PROBLEM DETAILS:
In this data, count the lines in which "icon" appears and give only that number.

Collected data entries:
+ + + +
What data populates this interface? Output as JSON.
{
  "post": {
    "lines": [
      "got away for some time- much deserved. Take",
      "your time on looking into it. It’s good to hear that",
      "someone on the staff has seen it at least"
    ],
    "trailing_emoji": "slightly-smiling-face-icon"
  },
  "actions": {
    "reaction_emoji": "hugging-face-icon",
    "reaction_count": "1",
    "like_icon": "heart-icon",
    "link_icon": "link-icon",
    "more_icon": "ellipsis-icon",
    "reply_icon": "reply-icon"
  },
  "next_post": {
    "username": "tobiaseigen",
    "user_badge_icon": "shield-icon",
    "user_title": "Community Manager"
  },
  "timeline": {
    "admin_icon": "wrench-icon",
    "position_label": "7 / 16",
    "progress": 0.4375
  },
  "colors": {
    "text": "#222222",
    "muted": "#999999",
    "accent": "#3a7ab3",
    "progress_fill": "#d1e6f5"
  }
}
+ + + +
RESULT OF THE TASK:
8